Treatment options for depression are usually psychotherapy, medication – or both. A group of researchers lead by Boadie W. Dunlop, M.D., M.S., looked at whether a person’s preference for psychotherapy (cognitive behavioural therapy in this study) or antidepressant medication affected the outcome of treatment. Over the course of 12 weeks, patients treated with their non–preferred approach did equally as well as those treated with their preferred approach. However, people treated with their preferred approach were more motivated to complete their treatment. The patients’ differing brain states would determine their ability to benefit from the treatment mechanisms.
A survey was conducted live during Saturday’s talk: asking the audience what they would do if they themselves or a loved one is depressed. From the survey, the results showed that people were more reluctant to seek help for themselves – but they would gladly persuade their loved ones to do so. Why don’t we love ourselves the way we love others?
Be a friend. Not a therapist.
Since I became more open with people, I started having this habit of asking friends this simple question: “How are you?”. I was glad when Dr.Chua affirmed this approach – for although it may seem like a small gesture, it does have a big effect. Take a moment to temporarily enter the other person’s world and listen to understand – not necessarily to solve. I’ve personally felt touched when someone remembers little details about me, or topics I have spoken passionately about. Being thick-skinned is often associated as being a negative term – but do be thick-skinned in asking how someone is doing, because it is important enough to let them know they are cared for.
Life is worth so much more than to just be surviving – we should live life with joy. For those of you who are going through a rough time right now, tell your heart to beat again – keep moving forward and rise. For those of you who are friends of those who are struggling right now, tell your heart to beat again – really try to understand and not be afraid to push down your own walls for both you and them.

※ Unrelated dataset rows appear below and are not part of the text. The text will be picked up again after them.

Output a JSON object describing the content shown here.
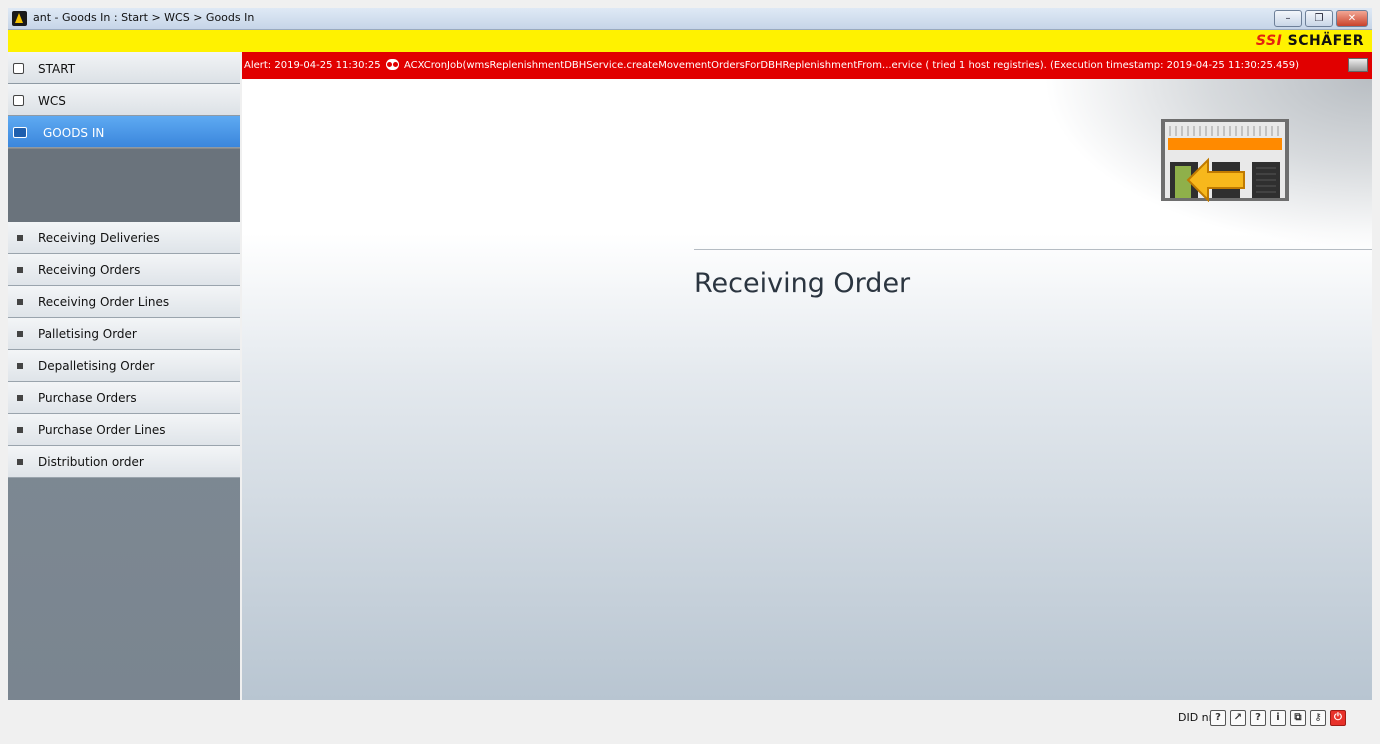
{
  "window": {
    "title": "ant - Goods In : Start > WCS > Goods In",
    "minimize": "–",
    "restore": "❐",
    "close": "✕"
  },
  "brand": {
    "ssi": "SSI",
    "name": "SCHÄFER"
  },
  "nav": {
    "start": "START",
    "wcs": "WCS",
    "goods_in": "GOODS IN"
  },
  "submenu": [
    "Receiving Deliveries",
    "Receiving Orders",
    "Receiving Order Lines",
    "Palletising Order",
    "Depalletising Order",
    "Purchase Orders",
    "Purchase Order Lines",
    "Distribution order"
  ],
  "alert": {
    "prefix": "Alert: 2019-04-25 11:30:25",
    "message": "ACXCronJob(wmsReplenishmentDBHService.createMovementOrdersForDBHReplenishmentFrom...ervice ( tried 1 host registries). (Execution timestamp: 2019-04-25 11:30:25.459)"
  },
  "main": {
    "title": "Receiving Order"
  },
  "status": {
    "did": "DID nn",
    "icons": [
      "help-icon",
      "export-icon",
      "help-icon",
      "info-icon",
      "window-icon",
      "key-icon",
      "power-icon"
    ],
    "glyphs": [
      "?",
      "↗",
      "?",
      "i",
      "⧉",
      "⚷",
      "⏻"
    ]
  },
  "colors": {
    "alert": "#e10000",
    "brand_bar": "#fff200",
    "active_nav": "#3b86dc",
    "logo_accent": "#e3230f"
  }
}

Pursuing her law degree, but secretly inspires to also be a writer. Occasionally has deep thoughts about life and conjures emotional proses about them. “She is clothed in strength and dignity, and she laughs without fear of the future” (Proverbs 31:25).
Blog Address: http://buttercupsandfishsticks.blogspot.my
 HealthLine, “Depression Statistics”, 2012, http://www.healthline.com/health/depression/statistics-infographic
 Falk W. Lohoff, “Overview of the Genetics of Major Depressive Disorder”, 2011, https://www.ncbi.nlm.nih.gov/pmc/articles/PMC3077049/
 King’s College London, “Scientists find genetic link to depression”, 2011, https://www.kcl.ac.uk/newsevents/news/newsrecords/2011/05May/Scientistsfindgeneticlinktodepression.aspx
 HealthLine, “Is Depression Genetic?”, 2016, http://www.healthline.com/health/depression/genetic#overview1
 HealthLine, “Is Depression Genetic?”, ibid.
 Scientific American, “Researchers Take a Closer Look at the Most Common and Powerful Triggers of Depression”, 2013, https://www.scientificamerican.com/article/triggers-of-depression/
 MIMS Malaysia, “Top ten Malaysian burden of disease”, 2016, https://today.mims.com/topic/top-ten-malaysian-burden-of-disease
 D.KANYAKUMARI, “Depression: 40% of Malaysians will suffer from mental health issues in their lifetime”, 2017, The Star Online, http://www.thestar.com.my/news/nation/2017/04/02/malaysians-will-suffer-from-mental-health-issues-in-their-lifetime/
 American Psychiatric Association, “Treating Depression – Psychotherapy or Medication?”, 2017, https://www.psychiatry.org/news-room/apa-blogs/apa-blog/2017/04/treating-depression-psychotherapy-or-medication